With the progression of the digital age, businesses turned to multi-touch attribution (MTA). These models helped businesses understand how digital activities such as advertising and PPC boost sales. However, MTA models were still limited to online activity only, and were not designed to account for real-world decisions. Even with these constraints, multi-touch attribution models have been widely adopted by marketing teams, and eMarketer predicts that by this year, the adoption rate of this method will increase to 88%.
Today, analytics consultants typically use a blend of media mix modeling with attribution, especially if their business conducts sales both online and in-store. However, using either of these methods as the primary means for demonstrating ROI and guiding marketing strategies has its limits. These models only go to show correlation between past marketing efforts and business outcomes, and as we all know, correlation does not imply causation.
Ultimately, media mix and attribution models cannot acknowledge the consumer as part of their formula. These methods suggest that if businesses invest a certain amount of money in marketing through a new channel, consumer perspectives will change. If you know anything about human behavior, you know this is rarely the case.
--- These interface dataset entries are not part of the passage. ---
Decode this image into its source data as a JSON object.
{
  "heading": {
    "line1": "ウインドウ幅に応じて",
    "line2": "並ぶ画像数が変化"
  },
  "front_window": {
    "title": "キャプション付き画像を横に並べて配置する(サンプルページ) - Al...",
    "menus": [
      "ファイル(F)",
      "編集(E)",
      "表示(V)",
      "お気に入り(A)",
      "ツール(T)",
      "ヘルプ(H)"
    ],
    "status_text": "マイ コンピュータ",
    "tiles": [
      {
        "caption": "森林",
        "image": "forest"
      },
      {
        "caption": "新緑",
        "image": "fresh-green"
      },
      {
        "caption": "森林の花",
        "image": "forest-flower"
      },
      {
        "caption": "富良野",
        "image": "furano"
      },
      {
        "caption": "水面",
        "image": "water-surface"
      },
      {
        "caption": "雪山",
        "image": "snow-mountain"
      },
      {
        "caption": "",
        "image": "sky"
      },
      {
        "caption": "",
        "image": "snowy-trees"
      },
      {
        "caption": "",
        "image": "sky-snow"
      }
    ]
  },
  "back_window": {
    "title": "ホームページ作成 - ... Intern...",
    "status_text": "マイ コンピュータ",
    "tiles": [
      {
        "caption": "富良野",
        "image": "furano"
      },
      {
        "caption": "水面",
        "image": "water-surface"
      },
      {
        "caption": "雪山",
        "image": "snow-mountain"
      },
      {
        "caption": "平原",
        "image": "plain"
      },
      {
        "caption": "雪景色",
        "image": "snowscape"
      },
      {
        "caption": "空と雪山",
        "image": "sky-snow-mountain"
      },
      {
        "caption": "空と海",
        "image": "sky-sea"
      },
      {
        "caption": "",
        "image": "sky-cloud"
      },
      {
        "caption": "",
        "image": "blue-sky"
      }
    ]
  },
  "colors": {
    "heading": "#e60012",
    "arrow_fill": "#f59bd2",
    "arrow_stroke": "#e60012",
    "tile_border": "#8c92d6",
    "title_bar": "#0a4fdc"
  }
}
Rather, consumer actions are both independent and fluid, yet highly influenced by social networks and market conditions.
Attribution models inform businesses on what happened (or what could happen), but not how to get there. Only by predicting consumer behavior are businesses able to achieve accurate models that direct them to influence consumer action in their favor.
After identifying the missing piece to traditional modeling methods, it’s time to take a deeper look at how to understand consumer behavior. This begins with identifying the consumer’s original state. Every individual exists in their own state that influences their purchasing decisions. This includes what products and brands they are aware of, their understanding of the alternatives and, perhaps most importantly, what drives them to make a purchase.
While marketing methods to increase brand awareness are more straightforward, the consumer drivers are what marketers must focus on to appeal to their target segments. Each potential customer has a different set of criteria that leads them to purchase one product over another. This includes pricing, perceived utility, quality and more. Not only are these drivers unique to each consumer segment, but they are also weighed differently. For instance, one customer may be driven to purchase a less expensive product because that is their main driver, while others weigh quality more heavily in their decision making.
This means each consumer has a unique algorithm that determines why they make the choices you do. When businesses identify different target markets, they group consumers with similar drivers together to tailor their marketing strategies. However, these criteria fluctuate frequently, with Business 2 Community reporting that 85% of path-to-purchase loyalty drivers have changed order in the past few years.
Only an agile simulation model equipped with the power of prescriptive analytics has the power to model these complex and fluid behaviors. These models capture the consumer’s original state along with external and internal network factors so businesses are able to tailor their actions to enhance the customer experience with their brand, and ultimately entice them to purchase their product over an alternative.
While media modeling assumes the consumer state is only influenced by marketing actions, simulation and prescriptive analytics take into account a number of factors that affect customers. This includes consumer drivers. While the factors that drive purchasing decisions may remain static for a lengthy period of time, during periods of uncertainty or unexpected societal, political or even scientific events, they may drastically change their weights. For instance, during a global pandemic, consumer drivers changed and perceived utility of items such as hand sanitizer and cleaning products skyrocketed while travel related products were put on the back-burner.
Modeling human behavior accounts for this shifting of the consumer state and allows businesses to pull strategic levers in a simulation to find out which course of action enhances the customer journey the most. In an unpredictable market, with a contracting customer base and new competitors, this knowledge is essential for identifying new opportunities for growth and gaining shares.
The Concentric platform differs from other modeling options because of its human behavior forecasting capabilities. By capturing market dynamics in one, easy to navigate dashboard, businesses are able to understand the customer journey and receive recommendations for how to achieve their desired outcomes. Contact Concentric today for more information on how prescriptive analytics helps businesses predict human behavior in times of uncertainty.